Items from an interface collection:
======

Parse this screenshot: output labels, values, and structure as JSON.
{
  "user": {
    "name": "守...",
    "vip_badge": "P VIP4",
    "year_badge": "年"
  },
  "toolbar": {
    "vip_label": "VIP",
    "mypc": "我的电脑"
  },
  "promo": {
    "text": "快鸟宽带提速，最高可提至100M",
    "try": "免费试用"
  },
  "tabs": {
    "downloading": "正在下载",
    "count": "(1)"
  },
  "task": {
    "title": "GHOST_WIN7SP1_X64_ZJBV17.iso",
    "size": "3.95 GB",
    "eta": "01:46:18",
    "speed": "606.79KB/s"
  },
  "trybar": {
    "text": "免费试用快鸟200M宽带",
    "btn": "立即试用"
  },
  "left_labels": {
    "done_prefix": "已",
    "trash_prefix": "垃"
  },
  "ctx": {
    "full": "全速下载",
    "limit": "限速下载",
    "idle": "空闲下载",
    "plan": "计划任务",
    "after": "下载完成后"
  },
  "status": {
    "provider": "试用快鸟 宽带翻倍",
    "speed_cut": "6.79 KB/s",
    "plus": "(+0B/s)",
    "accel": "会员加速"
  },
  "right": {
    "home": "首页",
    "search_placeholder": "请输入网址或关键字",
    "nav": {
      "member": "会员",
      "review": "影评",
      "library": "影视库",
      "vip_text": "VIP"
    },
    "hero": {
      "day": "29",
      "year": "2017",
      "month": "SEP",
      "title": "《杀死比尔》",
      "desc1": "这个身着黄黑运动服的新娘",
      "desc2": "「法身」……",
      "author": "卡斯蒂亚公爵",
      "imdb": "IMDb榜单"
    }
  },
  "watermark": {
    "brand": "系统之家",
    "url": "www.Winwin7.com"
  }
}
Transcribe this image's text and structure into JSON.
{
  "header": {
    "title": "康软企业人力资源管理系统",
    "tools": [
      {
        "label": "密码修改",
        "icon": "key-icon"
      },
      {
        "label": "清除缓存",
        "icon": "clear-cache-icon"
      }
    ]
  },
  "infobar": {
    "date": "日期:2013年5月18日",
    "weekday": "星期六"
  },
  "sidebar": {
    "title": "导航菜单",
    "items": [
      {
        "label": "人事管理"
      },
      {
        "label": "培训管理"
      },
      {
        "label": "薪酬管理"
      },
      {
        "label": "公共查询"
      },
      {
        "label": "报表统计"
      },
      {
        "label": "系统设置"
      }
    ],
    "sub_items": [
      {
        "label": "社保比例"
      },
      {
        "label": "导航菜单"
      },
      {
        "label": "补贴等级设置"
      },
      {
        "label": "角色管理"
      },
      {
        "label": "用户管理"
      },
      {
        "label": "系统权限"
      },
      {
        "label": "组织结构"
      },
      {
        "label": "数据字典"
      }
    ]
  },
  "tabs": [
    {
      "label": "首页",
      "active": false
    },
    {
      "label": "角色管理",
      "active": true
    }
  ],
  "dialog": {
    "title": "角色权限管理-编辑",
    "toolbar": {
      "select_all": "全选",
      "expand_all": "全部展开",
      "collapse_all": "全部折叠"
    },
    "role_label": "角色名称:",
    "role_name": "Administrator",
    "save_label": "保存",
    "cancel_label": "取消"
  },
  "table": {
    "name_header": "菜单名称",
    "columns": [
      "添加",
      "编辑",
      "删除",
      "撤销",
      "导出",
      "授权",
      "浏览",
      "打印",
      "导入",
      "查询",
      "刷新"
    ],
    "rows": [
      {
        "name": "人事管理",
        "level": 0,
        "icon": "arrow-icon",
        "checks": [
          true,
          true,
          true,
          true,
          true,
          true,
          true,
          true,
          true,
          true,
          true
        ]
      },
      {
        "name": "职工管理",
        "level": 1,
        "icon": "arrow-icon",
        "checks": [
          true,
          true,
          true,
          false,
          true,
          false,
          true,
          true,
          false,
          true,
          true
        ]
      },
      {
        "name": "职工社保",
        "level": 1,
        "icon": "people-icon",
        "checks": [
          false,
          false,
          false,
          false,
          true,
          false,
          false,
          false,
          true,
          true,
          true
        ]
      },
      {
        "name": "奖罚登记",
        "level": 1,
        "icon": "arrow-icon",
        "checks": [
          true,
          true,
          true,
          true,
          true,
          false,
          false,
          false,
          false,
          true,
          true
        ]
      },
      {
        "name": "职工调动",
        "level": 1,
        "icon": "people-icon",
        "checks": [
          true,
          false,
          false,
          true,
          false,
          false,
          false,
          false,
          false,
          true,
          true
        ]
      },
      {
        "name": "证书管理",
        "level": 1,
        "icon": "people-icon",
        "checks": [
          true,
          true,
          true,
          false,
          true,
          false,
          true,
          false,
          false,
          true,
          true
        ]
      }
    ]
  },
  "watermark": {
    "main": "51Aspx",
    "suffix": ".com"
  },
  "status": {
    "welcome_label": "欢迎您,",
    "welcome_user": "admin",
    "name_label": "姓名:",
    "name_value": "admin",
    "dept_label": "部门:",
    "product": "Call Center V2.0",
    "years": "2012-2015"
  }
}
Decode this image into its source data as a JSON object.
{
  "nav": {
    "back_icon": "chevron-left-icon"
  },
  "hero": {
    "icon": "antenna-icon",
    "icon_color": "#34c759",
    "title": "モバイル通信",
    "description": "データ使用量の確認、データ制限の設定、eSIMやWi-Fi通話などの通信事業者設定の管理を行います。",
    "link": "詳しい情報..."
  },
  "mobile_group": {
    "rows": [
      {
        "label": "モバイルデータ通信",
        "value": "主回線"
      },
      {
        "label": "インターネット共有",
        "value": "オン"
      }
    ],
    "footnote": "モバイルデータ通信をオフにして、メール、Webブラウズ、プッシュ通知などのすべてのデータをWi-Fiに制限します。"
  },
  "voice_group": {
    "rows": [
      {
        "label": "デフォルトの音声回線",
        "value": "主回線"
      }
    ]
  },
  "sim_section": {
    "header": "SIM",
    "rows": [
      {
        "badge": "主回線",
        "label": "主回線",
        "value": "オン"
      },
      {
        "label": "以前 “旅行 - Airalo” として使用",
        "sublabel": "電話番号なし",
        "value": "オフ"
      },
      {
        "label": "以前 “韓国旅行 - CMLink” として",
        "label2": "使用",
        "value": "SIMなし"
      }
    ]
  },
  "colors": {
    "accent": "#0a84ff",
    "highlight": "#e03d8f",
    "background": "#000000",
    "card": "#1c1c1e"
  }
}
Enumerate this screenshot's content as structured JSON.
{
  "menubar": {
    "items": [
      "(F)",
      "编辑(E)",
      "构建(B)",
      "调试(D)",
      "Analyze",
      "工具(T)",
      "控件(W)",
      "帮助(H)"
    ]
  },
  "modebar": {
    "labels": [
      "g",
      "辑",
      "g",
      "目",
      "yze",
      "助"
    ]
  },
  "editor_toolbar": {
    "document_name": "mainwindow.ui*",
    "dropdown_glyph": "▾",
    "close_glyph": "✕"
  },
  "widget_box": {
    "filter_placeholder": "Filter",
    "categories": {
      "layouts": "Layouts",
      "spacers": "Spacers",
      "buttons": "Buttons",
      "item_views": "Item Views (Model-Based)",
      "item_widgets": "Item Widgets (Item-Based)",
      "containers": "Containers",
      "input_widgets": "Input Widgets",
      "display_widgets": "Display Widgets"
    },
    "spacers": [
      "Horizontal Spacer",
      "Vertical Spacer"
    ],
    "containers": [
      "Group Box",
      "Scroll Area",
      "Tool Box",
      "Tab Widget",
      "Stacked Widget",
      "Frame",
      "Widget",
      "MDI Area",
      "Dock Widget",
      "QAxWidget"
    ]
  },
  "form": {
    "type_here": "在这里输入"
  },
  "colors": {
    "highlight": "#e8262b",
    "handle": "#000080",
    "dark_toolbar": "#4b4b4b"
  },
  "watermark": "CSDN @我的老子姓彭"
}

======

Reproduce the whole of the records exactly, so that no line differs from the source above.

**Answer**
Parse this screenshot: output labels, values, and structure as JSON.
{
  "user": {
    "name": "守...",
    "vip_badge": "P VIP4",
    "year_badge": "年"
  },
  "toolbar": {
    "vip_label": "VIP",
    "mypc": "我的电脑"
  },
  "promo": {
    "text": "快鸟宽带提速，最高可提至100M",
    "try": "免费试用"
  },
  "tabs": {
    "downloading": "正在下载",
    "count": "(1)"
  },
  "task": {
    "title": "GHOST_WIN7SP1_X64_ZJBV17.iso",
    "size": "3.95 GB",
    "eta": "01:46:18",
    "speed": "606.79KB/s"
  },
  "trybar": {
    "text": "免费试用快鸟200M宽带",
    "btn": "立即试用"
  },
  "left_labels": {
    "done_prefix": "已",
    "trash_prefix": "垃"
  },
  "ctx": {
    "full": "全速下载",
    "limit": "限速下载",
    "idle": "空闲下载",
    "plan": "计划任务",
    "after": "下载完成后"
  },
  "status": {
    "provider": "试用快鸟 宽带翻倍",
    "speed_cut": "6.79 KB/s",
    "plus": "(+0B/s)",
    "accel": "会员加速"
  },
  "right": {
    "home": "首页",
    "search_placeholder": "请输入网址或关键字",
    "nav": {
      "member": "会员",
      "review": "影评",
      "library": "影视库",
      "vip_text": "VIP"
    },
    "hero": {
      "day": "29",
      "year": "2017",
      "month": "SEP",
      "title": "《杀死比尔》",
      "desc1": "这个身着黄黑运动服的新娘",
      "desc2": "「法身」……",
      "author": "卡斯蒂亚公爵",
      "imdb": "IMDb榜单"
    }
  },
  "watermark": {
    "brand": "系统之家",
    "url": "www.Winwin7.com"
  }
}
Transcribe this image's text and structure into JSON.
{
  "header": {
    "title": "康软企业人力资源管理系统",
    "tools": [
      {
        "label": "密码修改",
        "icon": "key-icon"
      },
      {
        "label": "清除缓存",
        "icon": "clear-cache-icon"
      }
    ]
  },
  "infobar": {
    "date": "日期:2013年5月18日",
    "weekday": "星期六"
  },
  "sidebar": {
    "title": "导航菜单",
    "items": [
      {
        "label": "人事管理"
      },
      {
        "label": "培训管理"
      },
      {
        "label": "薪酬管理"
      },
      {
        "label": "公共查询"
      },
      {
        "label": "报表统计"
      },
      {
        "label": "系统设置"
      }
    ],
    "sub_items": [
      {
        "label": "社保比例"
      },
      {
        "label": "导航菜单"
      },
      {
        "label": "补贴等级设置"
      },
      {
        "label": "角色管理"
      },
      {
        "label": "用户管理"
      },
      {
        "label": "系统权限"
      },
      {
        "label": "组织结构"
      },
      {
        "label": "数据字典"
      }
    ]
  },
  "tabs": [
    {
      "label": "首页",
      "active": false
    },
    {
      "label": "角色管理",
      "active": true
    }
  ],
  "dialog": {
    "title": "角色权限管理-编辑",
    "toolbar": {
      "select_all": "全选",
      "expand_all": "全部展开",
      "collapse_all": "全部折叠"
    },
    "role_label": "角色名称:",
    "role_name": "Administrator",
    "save_label": "保存",
    "cancel_label": "取消"
  },
  "table": {
    "name_header": "菜单名称",
    "columns": [
      "添加",
      "编辑",
      "删除",
      "撤销",
      "导出",
      "授权",
      "浏览",
      "打印",
      "导入",
      "查询",
      "刷新"
    ],
    "rows": [
      {
        "name": "人事管理",
        "level": 0,
        "icon": "arrow-icon",
        "checks": [
          true,
          true,
          true,
          true,
          true,
          true,
          true,
          true,
          true,
          true,
          true
        ]
      },
      {
        "name": "职工管理",
        "level": 1,
        "icon": "arrow-icon",
        "checks": [
          true,
          true,
          true,
          false,
          true,
          false,
          true,
          true,
          false,
          true,
          true
        ]
      },
      {
        "name": "职工社保",
        "level": 1,
        "icon": "people-icon",
        "checks": [
          false,
          false,
          false,
          false,
          true,
          false,
          false,
          false,
          true,
          true,
          true
        ]
      },
      {
        "name": "奖罚登记",
        "level": 1,
        "icon": "arrow-icon",
        "checks": [
          true,
          true,
          true,
          true,
          true,
          false,
          false,
          false,
          false,
          true,
          true
        ]
      },
      {
        "name": "职工调动",
        "level": 1,
        "icon": "people-icon",
        "checks": [
          true,
          false,
          false,
          true,
          false,
          false,
          false,
          false,
          false,
          true,
          true
        ]
      },
      {
        "name": "证书管理",
        "level": 1,
        "icon": "people-icon",
        "checks": [
          true,
          true,
          true,
          false,
          true,
          false,
          true,
          false,
          false,
          true,
          true
        ]
      }
    ]
  },
  "watermark": {
    "main": "51Aspx",
    "suffix": ".com"
  },
  "status": {
    "welcome_label": "欢迎您,",
    "welcome_user": "admin",
    "name_label": "姓名:",
    "name_value": "admin",
    "dept_label": "部门:",
    "product": "Call Center V2.0",
    "years": "2012-2015"
  }
}
Decode this image into its source data as a JSON object.
{
  "nav": {
    "back_icon": "chevron-left-icon"
  },
  "hero": {
    "icon": "antenna-icon",
    "icon_color": "#34c759",
    "title": "モバイル通信",
    "description": "データ使用量の確認、データ制限の設定、eSIMやWi-Fi通話などの通信事業者設定の管理を行います。",
    "link": "詳しい情報..."
  },
  "mobile_group": {
    "rows": [
      {
        "label": "モバイルデータ通信",
        "value": "主回線"
      },
      {
        "label": "インターネット共有",
        "value": "オン"
      }
    ],
    "footnote": "モバイルデータ通信をオフにして、メール、Webブラウズ、プッシュ通知などのすべてのデータをWi-Fiに制限します。"
  },
  "voice_group": {
    "rows": [
      {
        "label": "デフォルトの音声回線",
        "value": "主回線"
      }
    ]
  },
  "sim_section": {
    "header": "SIM",
    "rows": [
      {
        "badge": "主回線",
        "label": "主回線",
        "value": "オン"
      },
      {
        "label": "以前 “旅行 - Airalo” として使用",
        "sublabel": "電話番号なし",
        "value": "オフ"
      },
      {
        "label": "以前 “韓国旅行 - CMLink” として",
        "label2": "使用",
        "value": "SIMなし"
      }
    ]
  },
  "colors": {
    "accent": "#0a84ff",
    "highlight": "#e03d8f",
    "background": "#000000",
    "card": "#1c1c1e"
  }
}
Enumerate this screenshot's content as structured JSON.
{
  "menubar": {
    "items": [
      "(F)",
      "编辑(E)",
      "构建(B)",
      "调试(D)",
      "Analyze",
      "工具(T)",
      "控件(W)",
      "帮助(H)"
    ]
  },
  "modebar": {
    "labels": [
      "g",
      "辑",
      "g",
      "目",
      "yze",
      "助"
    ]
  },
  "editor_toolbar": {
    "document_name": "mainwindow.ui*",
    "dropdown_glyph": "▾",
    "close_glyph": "✕"
  },
  "widget_box": {
    "filter_placeholder": "Filter",
    "categories": {
      "layouts": "Layouts",
      "spacers": "Spacers",
      "buttons": "Buttons",
      "item_views": "Item Views (Model-Based)",
      "item_widgets": "Item Widgets (Item-Based)",
      "containers": "Containers",
      "input_widgets": "Input Widgets",
      "display_widgets": "Display Widgets"
    },
    "spacers": [
      "Horizontal Spacer",
      "Vertical Spacer"
    ],
    "containers": [
      "Group Box",
      "Scroll Area",
      "Tool Box",
      "Tab Widget",
      "Stacked Widget",
      "Frame",
      "Widget",
      "MDI Area",
      "Dock Widget",
      "QAxWidget"
    ]
  },
  "form": {
    "type_here": "在这里输入"
  },
  "colors": {
    "highlight": "#e8262b",
    "handle": "#000080",
    "dark_toolbar": "#4b4b4b"
  },
  "watermark": "CSDN @我的老子姓彭"
}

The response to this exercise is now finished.